There are lots of ways to promote relaxation, burn off stress and help you to unwind. It can be as simple as having a laugh with your friends, exercising, sipping your favourite herbal tea or adding essential oils to your night-time bed.
If you’re still struggling to relax before bed why not from Pukka’s Co-Founder and Yoga Therapist, Sebastian Pole.
Day 5: Eliminate caffeine
If you struggle to sleep at night, avoiding caffeine from midday can be helpful. Caffeine begins to affect your body very quickly and research has found that on average it can take up to six hours to metabolise half the caffeine.
For example, if you drink a coffee at midday, you’ll still have a quarter of the amount of caffeine in your system at 9pm. This can mean you may struggle getting to sleep in the first place because you still feel alert and stimulated but it can also affect our deep sleep which is essential for physical repair – regenerating tissues and rebuilding muscles.
Day 6: Incorporate sleepy ingredients
Achieving a great night’s sleep can be affected by what you eat (and drink) in the hours before bedtime. Research has found that certain foods are known to calm the brain and help promote sleep.
For a more restful night Holly Huntley, Nutritional Therapist and Pukka’s Herbal Education Specialist recommends you stock up on foods that contain tryptophan – the amino acid that the body uses to make sleep inducing serotonin and melatonin. These include oats, walnuts, pumpkin and sunflower seeds, almonds and natural proteins.
Nature has provided us with some wonderful herbs too such as chamomile, which helps to relax the nervous system and can also help smooth out any tension left over from the day. Spices such as nutmeg have wonderful sedative properties to help prevent you from waking during sleep.
Day 7: Establish a post-sleep routine
All the advice we’ve given can be easily incorporated into a pre-sleep routine – that’s everything you do to prepare yourself for the best quality of sleep – but it’s important to remember a post-sleep schedule too! A good post-sleep routine will help you move from a sleep state to a fully awake state, so that you can manage your day positively.

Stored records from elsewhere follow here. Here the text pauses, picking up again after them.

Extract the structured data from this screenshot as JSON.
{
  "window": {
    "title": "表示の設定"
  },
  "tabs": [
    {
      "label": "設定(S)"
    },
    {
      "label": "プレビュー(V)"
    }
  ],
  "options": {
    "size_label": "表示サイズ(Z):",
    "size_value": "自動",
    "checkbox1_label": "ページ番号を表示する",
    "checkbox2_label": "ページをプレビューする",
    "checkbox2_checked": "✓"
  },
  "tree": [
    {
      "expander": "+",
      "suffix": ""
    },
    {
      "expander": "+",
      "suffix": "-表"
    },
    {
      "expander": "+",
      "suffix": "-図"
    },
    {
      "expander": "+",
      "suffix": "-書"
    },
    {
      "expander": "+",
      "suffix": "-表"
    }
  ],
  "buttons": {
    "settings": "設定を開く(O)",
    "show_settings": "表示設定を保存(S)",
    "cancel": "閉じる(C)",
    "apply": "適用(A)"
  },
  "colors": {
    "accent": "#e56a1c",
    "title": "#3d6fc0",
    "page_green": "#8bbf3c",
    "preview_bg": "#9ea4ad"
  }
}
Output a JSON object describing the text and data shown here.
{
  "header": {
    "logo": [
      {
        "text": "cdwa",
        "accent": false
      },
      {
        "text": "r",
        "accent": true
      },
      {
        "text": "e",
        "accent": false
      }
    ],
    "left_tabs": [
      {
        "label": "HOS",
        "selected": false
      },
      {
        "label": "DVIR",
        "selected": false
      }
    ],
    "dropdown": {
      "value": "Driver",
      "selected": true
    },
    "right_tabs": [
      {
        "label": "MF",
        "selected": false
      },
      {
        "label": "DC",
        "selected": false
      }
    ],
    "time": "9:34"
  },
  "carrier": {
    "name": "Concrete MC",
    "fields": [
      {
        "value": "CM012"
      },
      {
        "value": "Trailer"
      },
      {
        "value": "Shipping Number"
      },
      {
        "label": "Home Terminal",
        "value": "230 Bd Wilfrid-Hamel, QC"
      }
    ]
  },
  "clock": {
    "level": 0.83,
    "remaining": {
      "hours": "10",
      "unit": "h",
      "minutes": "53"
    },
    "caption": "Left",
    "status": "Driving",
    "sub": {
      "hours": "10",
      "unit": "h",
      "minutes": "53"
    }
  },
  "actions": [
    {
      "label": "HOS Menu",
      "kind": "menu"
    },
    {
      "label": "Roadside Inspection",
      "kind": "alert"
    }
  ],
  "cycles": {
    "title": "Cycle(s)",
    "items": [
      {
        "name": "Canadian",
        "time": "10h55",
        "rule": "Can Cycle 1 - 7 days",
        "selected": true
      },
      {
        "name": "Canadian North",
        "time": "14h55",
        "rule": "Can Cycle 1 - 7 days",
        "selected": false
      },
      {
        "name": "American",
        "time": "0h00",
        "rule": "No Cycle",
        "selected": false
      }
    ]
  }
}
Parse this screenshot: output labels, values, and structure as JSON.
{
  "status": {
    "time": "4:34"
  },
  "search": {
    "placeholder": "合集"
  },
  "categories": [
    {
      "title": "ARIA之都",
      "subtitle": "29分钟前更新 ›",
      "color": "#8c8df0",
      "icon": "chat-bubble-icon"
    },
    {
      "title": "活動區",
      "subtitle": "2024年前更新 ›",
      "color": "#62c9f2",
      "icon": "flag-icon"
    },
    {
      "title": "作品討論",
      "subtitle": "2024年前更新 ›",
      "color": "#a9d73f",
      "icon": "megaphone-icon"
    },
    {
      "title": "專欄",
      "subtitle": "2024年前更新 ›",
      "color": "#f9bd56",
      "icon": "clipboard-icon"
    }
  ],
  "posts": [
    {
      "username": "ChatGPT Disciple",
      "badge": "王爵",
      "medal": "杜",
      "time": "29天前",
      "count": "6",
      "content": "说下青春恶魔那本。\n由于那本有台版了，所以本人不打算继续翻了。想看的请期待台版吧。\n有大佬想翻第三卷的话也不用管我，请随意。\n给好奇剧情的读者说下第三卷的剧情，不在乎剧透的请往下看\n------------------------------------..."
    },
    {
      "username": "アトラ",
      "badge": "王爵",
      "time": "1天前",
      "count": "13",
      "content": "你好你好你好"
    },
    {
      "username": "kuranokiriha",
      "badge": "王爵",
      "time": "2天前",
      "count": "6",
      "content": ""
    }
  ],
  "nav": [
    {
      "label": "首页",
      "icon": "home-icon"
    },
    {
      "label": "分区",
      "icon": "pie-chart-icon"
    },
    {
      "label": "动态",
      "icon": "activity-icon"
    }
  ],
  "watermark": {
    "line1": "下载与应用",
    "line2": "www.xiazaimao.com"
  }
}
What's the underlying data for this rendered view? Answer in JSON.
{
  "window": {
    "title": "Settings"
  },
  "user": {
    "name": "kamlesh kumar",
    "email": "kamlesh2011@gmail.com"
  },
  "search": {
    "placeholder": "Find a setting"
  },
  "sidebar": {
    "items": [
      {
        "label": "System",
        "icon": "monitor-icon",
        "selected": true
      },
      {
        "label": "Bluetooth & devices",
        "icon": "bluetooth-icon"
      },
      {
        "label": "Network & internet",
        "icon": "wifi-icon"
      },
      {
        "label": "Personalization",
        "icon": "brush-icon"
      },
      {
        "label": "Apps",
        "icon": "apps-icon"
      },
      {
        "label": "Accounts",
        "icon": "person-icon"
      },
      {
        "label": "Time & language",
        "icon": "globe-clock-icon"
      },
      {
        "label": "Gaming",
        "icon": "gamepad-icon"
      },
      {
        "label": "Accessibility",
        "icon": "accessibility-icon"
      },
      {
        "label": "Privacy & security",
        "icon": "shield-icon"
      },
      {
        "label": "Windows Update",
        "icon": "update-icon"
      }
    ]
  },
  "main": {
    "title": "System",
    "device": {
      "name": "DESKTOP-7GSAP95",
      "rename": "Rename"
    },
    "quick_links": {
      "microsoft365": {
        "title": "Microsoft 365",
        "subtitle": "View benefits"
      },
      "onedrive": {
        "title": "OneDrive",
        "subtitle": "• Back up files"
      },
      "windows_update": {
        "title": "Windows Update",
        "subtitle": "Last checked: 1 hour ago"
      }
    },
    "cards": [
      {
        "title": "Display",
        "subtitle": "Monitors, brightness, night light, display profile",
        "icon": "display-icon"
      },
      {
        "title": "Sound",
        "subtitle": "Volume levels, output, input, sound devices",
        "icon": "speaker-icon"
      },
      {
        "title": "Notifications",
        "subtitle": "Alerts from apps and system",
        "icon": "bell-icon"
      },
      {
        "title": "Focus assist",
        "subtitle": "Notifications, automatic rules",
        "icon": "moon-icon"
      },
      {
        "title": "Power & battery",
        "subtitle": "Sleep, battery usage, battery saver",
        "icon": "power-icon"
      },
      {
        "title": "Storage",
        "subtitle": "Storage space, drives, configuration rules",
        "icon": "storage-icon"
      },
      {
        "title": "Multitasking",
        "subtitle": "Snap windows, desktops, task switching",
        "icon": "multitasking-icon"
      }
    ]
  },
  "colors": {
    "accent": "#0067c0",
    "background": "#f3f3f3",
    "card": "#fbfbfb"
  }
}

Daylight is key to regulating daily sleep patterns. Try and get outside in natural sunlight for at least 30 minutes per day. Why not try exercising outdoors in the morning? That way, you benefit from the sunlight waking you up, boosting your serotonin levels and setting your biological clock for the day. You could also try stimulating your mind with a gentle mental challenge.

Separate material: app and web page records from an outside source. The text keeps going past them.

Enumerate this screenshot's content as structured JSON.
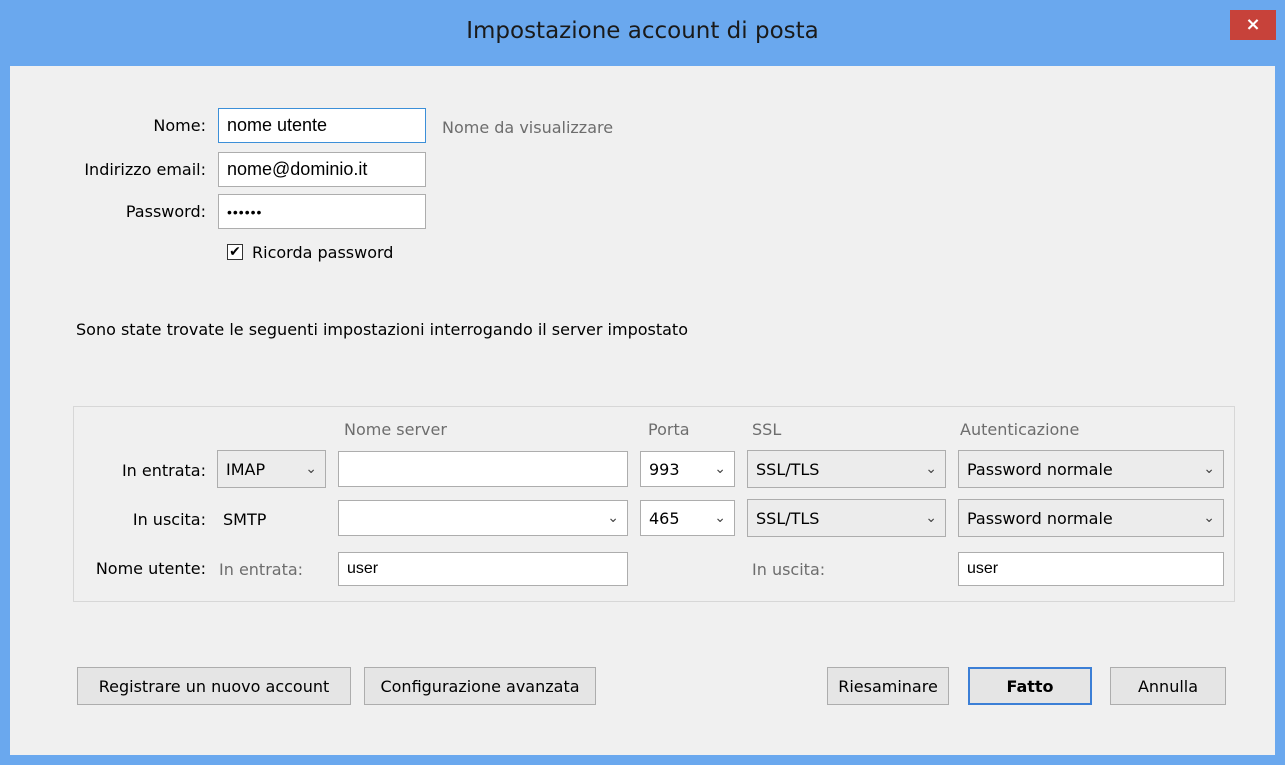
{
  "window": {
    "title": "Impostazione account di posta",
    "close_label": "×"
  },
  "identity": {
    "name_label": "Nome:",
    "name_value": "nome utente",
    "name_hint": "Nome da visualizzare",
    "email_label": "Indirizzo email:",
    "email_value": "nome@dominio.it",
    "password_label": "Password:",
    "password_value": "••••••",
    "remember_label": "Ricorda password",
    "remember_checked": true,
    "check_glyph": "✔"
  },
  "message": "Sono state trovate le seguenti impostazioni interrogando il server impostato",
  "servers": {
    "col_server": "Nome server",
    "col_port": "Porta",
    "col_ssl": "SSL",
    "col_auth": "Autenticazione",
    "incoming": {
      "label": "In entrata:",
      "protocol": "IMAP",
      "server": "",
      "port": "993",
      "ssl": "SSL/TLS",
      "auth": "Password normale"
    },
    "outgoing": {
      "label": "In uscita:",
      "protocol": "SMTP",
      "server": "",
      "port": "465",
      "ssl": "SSL/TLS",
      "auth": "Password normale"
    },
    "username": {
      "label": "Nome utente:",
      "in_label": "In entrata:",
      "in_value": "user",
      "out_label": "In uscita:",
      "out_value": "user"
    },
    "chevron": "⌄"
  },
  "buttons": {
    "register": "Registrare un nuovo account",
    "advanced": "Configurazione avanzata",
    "retest": "Riesaminare",
    "done": "Fatto",
    "cancel": "Annulla"
  }
}
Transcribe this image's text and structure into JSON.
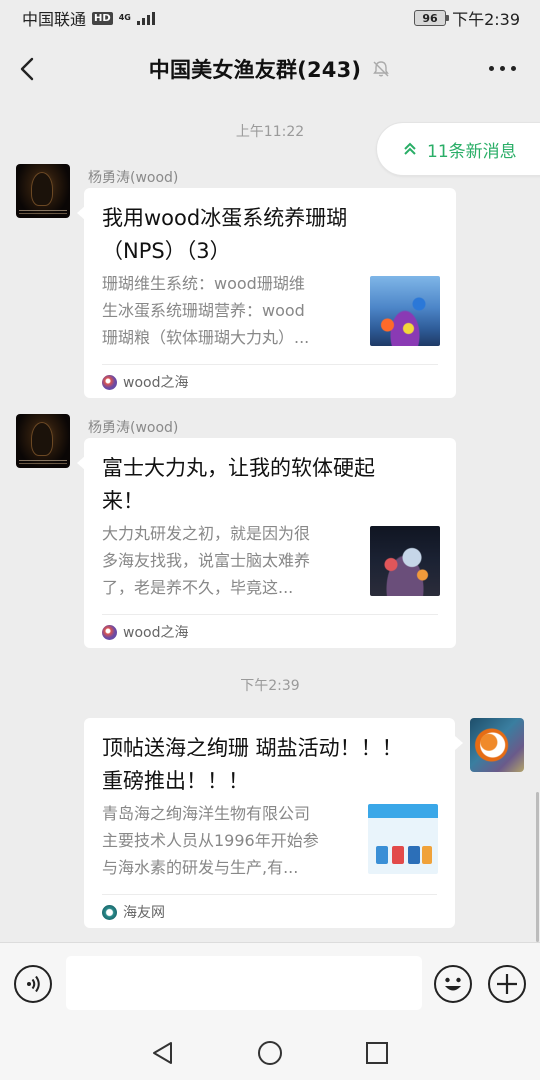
{
  "status_bar": {
    "carrier": "中国联通",
    "hd": "HD",
    "net_type_top": "4G",
    "net_type_bottom": "tll",
    "battery": "96",
    "time": "下午2:39"
  },
  "header": {
    "title": "中国美女渔友群(243)"
  },
  "new_messages_pill": {
    "label": "11条新消息",
    "accent_color": "#2aae67"
  },
  "messages": [
    {
      "time_label": "上午11:22",
      "sender": "杨勇涛(wood)",
      "card": {
        "title_line1": "我用wood冰蛋系统养珊瑚",
        "title_line2": "（NPS）（3）",
        "desc_line1": "珊瑚维生系统：wood珊瑚维",
        "desc_line2": "生冰蛋系统珊瑚营养：wood",
        "desc_line3": "珊瑚粮（软体珊瑚大力丸）...",
        "source": "wood之海",
        "thumb_icon": "coral-reef-thumbnail"
      }
    },
    {
      "sender": "杨勇涛(wood)",
      "card": {
        "title_line1": "富士大力丸，让我的软体硬起",
        "title_line2": "来！",
        "desc_line1": "大力丸研发之初，就是因为很",
        "desc_line2": "多海友找我，说富士脑太难养",
        "desc_line3": "了，老是养不久，毕竟这...",
        "source": "wood之海",
        "thumb_icon": "coral-tank-thumbnail"
      }
    },
    {
      "time_label": "下午2:39",
      "card": {
        "title_line1": "顶帖送海之绚珊 瑚盐活动！！！",
        "title_line2": "重磅推出！！！",
        "desc_line1": "青岛海之绚海洋生物有限公司",
        "desc_line2": "主要技术人员从1996年开始参",
        "desc_line3": "与海水素的研发与生产,有...",
        "source": "海友网",
        "thumb_icon": "product-thumbnail"
      }
    }
  ],
  "input_bar": {
    "placeholder": ""
  }
}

Remember, tracking your daily habits, as well as how well you’re sleeping will give you insights to use to improve your sleep going forward. Download your exclusive free Pukka sleep diary here to monitor your sleep.

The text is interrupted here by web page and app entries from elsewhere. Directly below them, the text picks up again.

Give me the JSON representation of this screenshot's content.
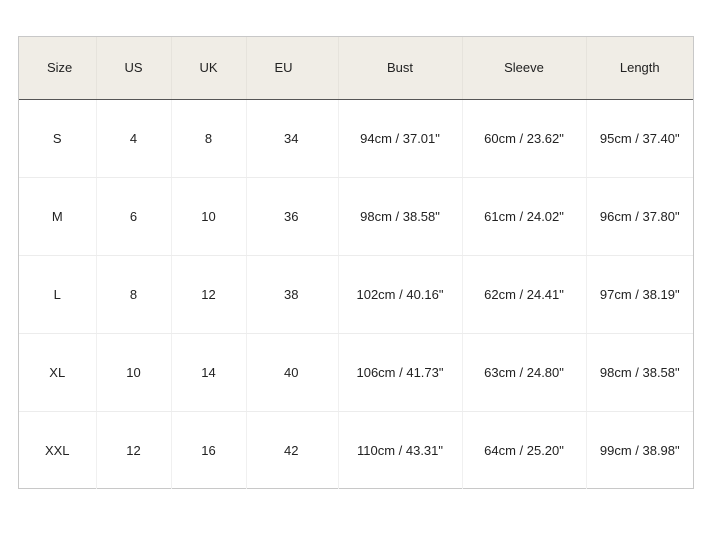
{
  "table": {
    "headers": [
      "Size",
      "US",
      "UK",
      "EU",
      "Bust",
      "Sleeve",
      "Length"
    ],
    "rows": [
      {
        "size": "S",
        "us": "4",
        "uk": "8",
        "eu": "34",
        "bust": "94cm / 37.01\"",
        "sleeve": "60cm / 23.62\"",
        "length": "95cm / 37.40\""
      },
      {
        "size": "M",
        "us": "6",
        "uk": "10",
        "eu": "36",
        "bust": "98cm / 38.58\"",
        "sleeve": "61cm / 24.02\"",
        "length": "96cm / 37.80\""
      },
      {
        "size": "L",
        "us": "8",
        "uk": "12",
        "eu": "38",
        "bust": "102cm / 40.16\"",
        "sleeve": "62cm / 24.41\"",
        "length": "97cm / 38.19\""
      },
      {
        "size": "XL",
        "us": "10",
        "uk": "14",
        "eu": "40",
        "bust": "106cm / 41.73\"",
        "sleeve": "63cm / 24.80\"",
        "length": "98cm / 38.58\""
      },
      {
        "size": "XXL",
        "us": "12",
        "uk": "16",
        "eu": "42",
        "bust": "110cm / 43.31\"",
        "sleeve": "64cm / 25.20\"",
        "length": "99cm / 38.98\""
      }
    ]
  },
  "colors": {
    "header_background": "#f0ede6",
    "header_rule": "#555555",
    "grid_line": "#ececec",
    "text": "#222222"
  }
}
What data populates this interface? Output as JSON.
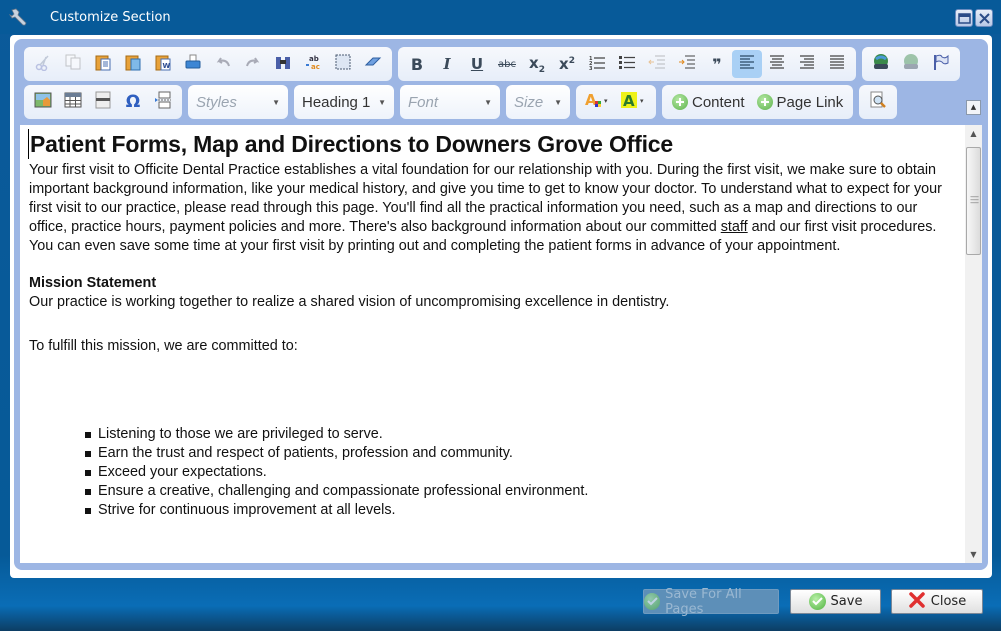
{
  "window": {
    "title": "Customize Section",
    "icons": {
      "app": "wrench-icon",
      "maximize": "maximize-icon",
      "close": "close-icon"
    }
  },
  "toolbar": {
    "row1": {
      "clipboard_group": [
        {
          "name": "cut",
          "icon": "scissors-icon",
          "label": "Cut",
          "state": "disabled"
        },
        {
          "name": "copy",
          "icon": "copy-icon",
          "label": "Copy",
          "state": "disabled"
        },
        {
          "name": "paste",
          "icon": "paste-icon",
          "label": "Paste",
          "state": "enabled"
        },
        {
          "name": "paste-text",
          "icon": "paste-text-icon",
          "label": "Paste as plain text",
          "state": "enabled"
        },
        {
          "name": "paste-word",
          "icon": "paste-word-icon",
          "label": "Paste from Word",
          "state": "enabled"
        },
        {
          "name": "print",
          "icon": "print-icon",
          "label": "Print",
          "state": "enabled"
        },
        {
          "name": "undo",
          "icon": "undo-icon",
          "label": "Undo",
          "state": "disabled"
        },
        {
          "name": "redo",
          "icon": "redo-icon",
          "label": "Redo",
          "state": "disabled"
        },
        {
          "name": "find",
          "icon": "binoculars-icon",
          "label": "Find",
          "state": "enabled"
        },
        {
          "name": "replace",
          "icon": "replace-icon",
          "label": "Replace",
          "state": "enabled"
        },
        {
          "name": "select-all",
          "icon": "select-all-icon",
          "label": "Select All",
          "state": "enabled"
        },
        {
          "name": "remove-format",
          "icon": "eraser-icon",
          "label": "Remove Format",
          "state": "enabled"
        }
      ],
      "format_group": [
        {
          "name": "bold",
          "icon": "bold-icon",
          "glyph": "B"
        },
        {
          "name": "italic",
          "icon": "italic-icon",
          "glyph": "I"
        },
        {
          "name": "underline",
          "icon": "underline-icon",
          "glyph": "U"
        },
        {
          "name": "strikethrough",
          "icon": "strikethrough-icon",
          "glyph": "abc"
        },
        {
          "name": "subscript",
          "icon": "subscript-icon",
          "glyph": "x₂"
        },
        {
          "name": "superscript",
          "icon": "superscript-icon",
          "glyph": "x²"
        },
        {
          "name": "numbered-list",
          "icon": "numbered-list-icon",
          "glyph": ""
        },
        {
          "name": "bulleted-list",
          "icon": "bulleted-list-icon",
          "glyph": ""
        },
        {
          "name": "outdent",
          "icon": "outdent-icon",
          "glyph": "",
          "state": "disabled"
        },
        {
          "name": "indent",
          "icon": "indent-icon",
          "glyph": ""
        },
        {
          "name": "blockquote",
          "icon": "quote-icon",
          "glyph": "❞"
        },
        {
          "name": "align-left",
          "icon": "align-left-icon",
          "glyph": "",
          "state": "active"
        },
        {
          "name": "align-center",
          "icon": "align-center-icon",
          "glyph": ""
        },
        {
          "name": "align-right",
          "icon": "align-right-icon",
          "glyph": ""
        },
        {
          "name": "justify",
          "icon": "justify-icon",
          "glyph": ""
        }
      ],
      "link_group": [
        {
          "name": "link",
          "icon": "link-icon",
          "state": "enabled"
        },
        {
          "name": "unlink",
          "icon": "unlink-icon",
          "state": "disabled"
        },
        {
          "name": "anchor",
          "icon": "flag-icon",
          "state": "enabled"
        }
      ]
    },
    "row2": {
      "insert_group": [
        {
          "name": "image",
          "icon": "image-icon"
        },
        {
          "name": "table",
          "icon": "table-icon"
        },
        {
          "name": "horizontal-rule",
          "icon": "horizontal-rule-icon"
        },
        {
          "name": "special-char",
          "icon": "omega-icon"
        },
        {
          "name": "page-break",
          "icon": "page-break-icon"
        }
      ],
      "styles": {
        "placeholder": "Styles"
      },
      "format": {
        "value": "Heading 1"
      },
      "font": {
        "placeholder": "Font"
      },
      "size": {
        "placeholder": "Size"
      },
      "colors": [
        {
          "name": "text-color",
          "icon": "text-color-icon"
        },
        {
          "name": "bg-color",
          "icon": "background-color-icon"
        }
      ],
      "content_button": "Content",
      "page_link_button": "Page Link",
      "preview": {
        "icon": "preview-icon"
      }
    }
  },
  "document": {
    "heading": "Patient Forms, Map and Directions to Downers Grove Office",
    "intro_part1": "Your first visit to Officite Dental Practice establishes a vital foundation for our relationship with you. During the first visit, we make sure to obtain important background information, like your medical history, and give you time to get to know your doctor. To understand what to expect for your first visit to our practice, please read through this page. You'll find all the practical information you need, such as a map and directions to our office, practice hours, payment policies and more. There's also background information about our committed ",
    "intro_link": "staff",
    "intro_part2": " and our first visit procedures. You can even save some time at your first visit by printing out and completing the patient forms in advance of your appointment.",
    "mission_heading": "Mission Statement",
    "mission_text": "Our practice is working together to realize a shared vision of uncompromising excellence in dentistry.",
    "fulfill_text": "To fulfill this mission, we are committed to:",
    "commitments": [
      "Listening to those we are privileged to serve.",
      "Earn the trust and respect of patients, profession and community.",
      "Exceed your expectations.",
      "Ensure a creative, challenging and compassionate professional environment.",
      "Strive for continuous improvement at all levels."
    ]
  },
  "footer": {
    "save_all": {
      "label": "Save For All Pages",
      "state": "disabled"
    },
    "save": {
      "label": "Save"
    },
    "close": {
      "label": "Close"
    }
  }
}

Start your journey to better sleep
Join our 7-day Sleep with Ease programme to create a sleep space, pattern and routine to help you sleep better, naturally. You'll find expert-led tips from Pukka's herbal team along with a free digital sleep diary to track and record your progress.
Track and share your progress
Author: Jo Webber
Head of Herbal Education
As a BSc qualified Ayurvedic practitioner and yoga teacher, Jo is passionate about bringing these two ancient sciences together to help people feel empowered about their health. Jo has put her post-graduate certificate in education to good use, co-founding the Ayurveda academy to help others learn of the wonders of Ayurveda. Jo has also earned a Masters degree in human sciences from Oxford University and has taught in several schools
BSc qualified Ayurvedic practitioner and yoga teacher
Years of experience:
20 years as a Hatha yoga teacher/ayurvedic practitioner
Member of the Ayurvedic Practitioners Association